Giannoulias Played A Limited Role In Broadway Bank's Failure
Giannoulias Wasn't Even At Broadway Bank When More Than 90% Of Its Failed Loans Were Made. According to Factcheck.org: "Giannoulias was fresh out of law school when he joined the family business, and says his role in the bank's failure was limited. Both he and the bank have said that only 9 percent of the nonperforming loans held by Broadway at the beginning of 2010 were made during his time at the bank. Furthermore, not all of those were approved by him. He has said that he takes his "share of the responsibility for mistakes that were made ... in investing too heavily in commercial real estate and not diversifying into other sectors." He denied that the loans were "reckless or risky," though. [FactCheck.org, 10/1/10]

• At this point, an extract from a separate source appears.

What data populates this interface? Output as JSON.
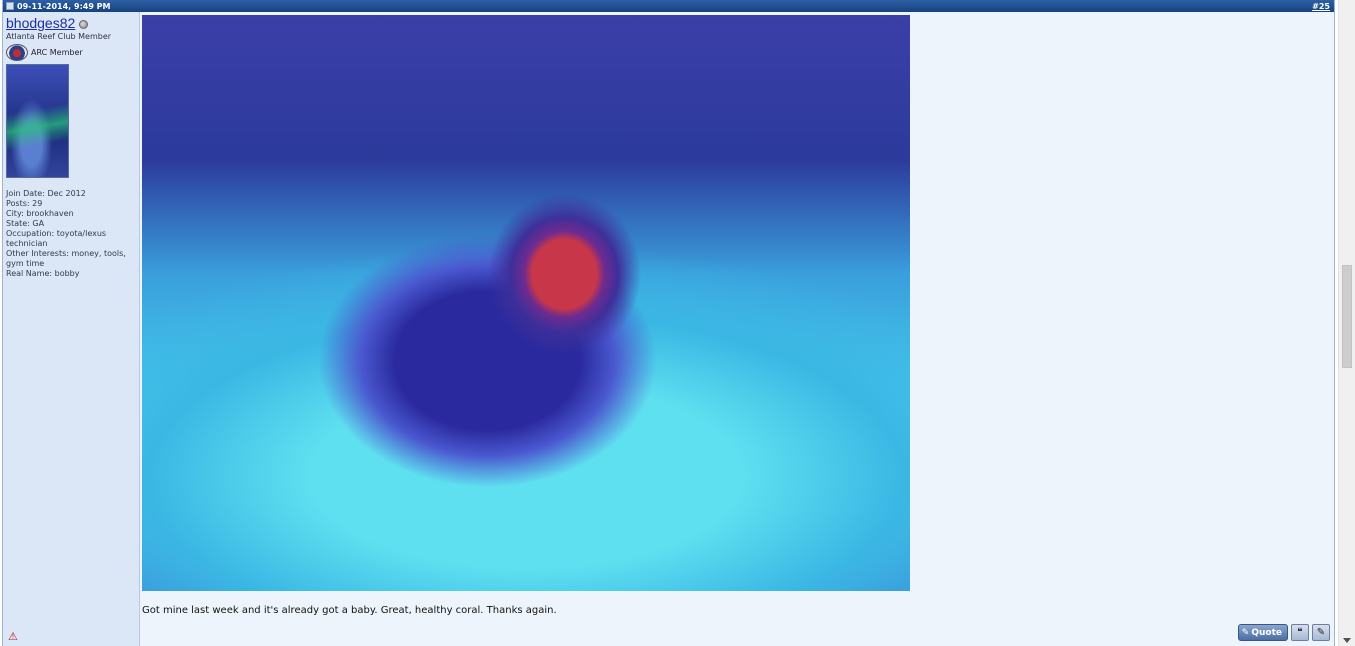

- Since The Beginning Of 2009, More Than 200 Community Banks Have Failed Because Of The Economic Downturn. According to FactCheck.org: "It's also true, asGiannoulias points outon his website, that more than 200community banks have failedsince the beginning of 2009, and theshutterings continue, because of the economy's downturn and particularly the collapse of the real estate market. Unfortunately, Broadway has lots of company." [FactCheck.org, 10/1/10]
The Words "Fell Asleep At The Wheel" Were Used In Reference To OppenheimerFunds, Not Giannoulias
The Words "Fell Asleep At The Wheel" Were Used In Reference To The Core Bond Fund's Managers, Not Giannoulias. According to FactCheck.org:
The ad charges that Giannoulias, who is state treasurer, "fell asleep at the wheel" while overseeing the Illinois Bright Start 529 college investment plan. On screen there's a mock highway sign with the quote "bad investment choices...leading to outsized losses" and a citation to the Chicago Sun-Times. It's a reference to losses in one of the funds the plan owns, the Oppenheimer Core Bond fund, in 2008.
The words in the ad indeed appeared in a Chicago Sun-Times story last year. But they were used in reference to the Core Bond fund's managers, not to Giannoulias. Those managers, as the Morningstar investment research firm put it, "gained exposure to the battered commercial mortgage-backed securities market through derivatives that had a leveraging effect on the fund, amplifying losses." Remember credit default swaps?
And a Giannoulias spokesman said that Illinois was the first state to notice problems with the fund and investigate. Of the approximately $150 million of investors' money that was lost in the Core fund (one of 21 funds owned by Bright Start, which is a $2 billion program), Giannoulias reached a settlement with Oppenheimer to recover $77 million. [FactCheck.org, 10/1/10, emphasis added]
- $150 Million Of Investor's Money Was Lost When Oppenheimer's Core Bond Fund Went South. According to FactCheck.org: "Here's what happened: the Bright Start 529 plan is managed by OppenheimerFunds, as are those of several other states. Oppenheimer put some of the money that individuals had invested in the 529s into its own Core Bond fund. Bond funds are normally prudent and relatively safe investments. But in this case, things went wrong.... Core Bond was just one of 21 funds that Bright Start owned, so most of the money in the 529 was not affected." [FactCheck.org, 7/9/10]
- Giannoulias Reached A Settlement With Oppenheimer To Recover $77 Million Of The Investors' Money. As reported by the Chicago Tribune: "The $77 million settlement with OppenheimerFunds Inc., announced Tuesday by Treasurer Alexi Giannoulias and state Attorney General Lisa Madigan, would partially reimburse about 65,000 account holders." [Chicago Tribune, 12/23/09]
- Republican Mark Kirk, Giannoulias' Opponent, Initially Blamed Oppenheimer — Not Giannoulias — For The Fund Going Awry. The Chicago Tribune reported: "But rather than criticize the first-term Democratic state treasurer, Kirk went after 'a state bureaucrat that has a bad record.' Asked by a reporter who that bureaucrat was, Kirk replied it was the person who ran the Oppenheimer 'core plus' fund-who is not a state employee. That's the argument that Giannoulias has been making in trying to recover the funds." [Chicago Tribune, 10/12/09]